Kelly’s story is quite familiar to me, but in many ways her journey was different. Her binge eating disorder started after she became a chronic dieter.
“My disordered eating took root quickly after that first binge. In hindsight, I see that it actually started the moment I began counting points.
I began a cycle of counting and tracking points, bingeing, hating myself, restricting my food intake, exercising compulsively, feeling hopeful, and then spiraling downward again.”
Even worse, as a Weight Watchers leader and employee, she had to maintain her weight. If she deviated even a few pounds, her job was in jeopardy. They have removed many amazing meeting leaders for gaining a few pounds. It makes me wonder what happens if someone has a medical condition, such as a thyroid issue, that causes weight gain.
The weight I gained at the start of perimenopause came on quickly. There was nothing I could have done about it. Would I have been sent packing if I had been a leader? Imagine the message that could be sent to members – that life goes on and you can be happy, even if you gain weight! But I suppose that wouldn’t be good for business. Diet companies survive because diets have a 97% failure rate. They count on you not being able to keep it up. Then they play their diet industry mind games and say it’s all your fault, you’re the failure.
Kelly was able to get help and learn more about how and why she developed binge eating disorder. It could have shown up anyway, she says. But her time with Weight Watchers had a huge impact on how it came about. She reached the conclusion that many of us eventually come to:
“One thing I do know is that I can no longer attempt to control my weight. Looking back, I realize that I never had control of it at all. My body was always in control. My dietician taught me intuitive eating, and I’ve learned that no foods are good or bad.”
Her journey continues, but she is clear about one thing:
“People used to tell me that Weight Watchers isn’t a diet but it is. I back that statement by explaining that the program encourages its members to focus on external goals and cues rather than trusting and honoring their bodies. Any program that focuses on weight control or has rules is, indeed, a diet. People don’t fail; the diets they keep going back to fail them. We are not at fault.”
I couldn’t have said it any better. But I’ll say it again…
Weight Watchers is a diet and always has been a diet. Their diet industry mind games are classic and easy to spot. So Weight Watchers, you can pretend you’re a “lifestyle change.” No matter the euphemism you use, a diet you will always be. And diets fail people, that’s their job.

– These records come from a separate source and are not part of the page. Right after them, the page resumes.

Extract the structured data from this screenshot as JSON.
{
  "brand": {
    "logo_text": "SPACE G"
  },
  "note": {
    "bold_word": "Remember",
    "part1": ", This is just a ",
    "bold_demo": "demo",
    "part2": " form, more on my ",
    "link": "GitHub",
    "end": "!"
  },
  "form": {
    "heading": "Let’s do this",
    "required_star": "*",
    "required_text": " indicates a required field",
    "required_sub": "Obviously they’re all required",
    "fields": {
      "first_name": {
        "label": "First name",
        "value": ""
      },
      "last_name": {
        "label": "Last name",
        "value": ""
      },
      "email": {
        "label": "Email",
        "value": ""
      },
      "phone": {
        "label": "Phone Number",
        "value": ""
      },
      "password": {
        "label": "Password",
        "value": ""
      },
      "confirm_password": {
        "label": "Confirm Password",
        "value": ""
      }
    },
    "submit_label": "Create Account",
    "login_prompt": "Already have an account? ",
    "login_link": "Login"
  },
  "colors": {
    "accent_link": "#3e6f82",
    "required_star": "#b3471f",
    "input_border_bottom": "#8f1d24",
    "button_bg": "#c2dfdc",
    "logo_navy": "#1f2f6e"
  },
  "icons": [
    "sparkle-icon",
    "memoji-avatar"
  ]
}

You can read the complete story of Kelly’s experience on the Recovery Warriors site: https://www.recoverywarriors.com/how-weight-watchers-fueled-eating-disorder/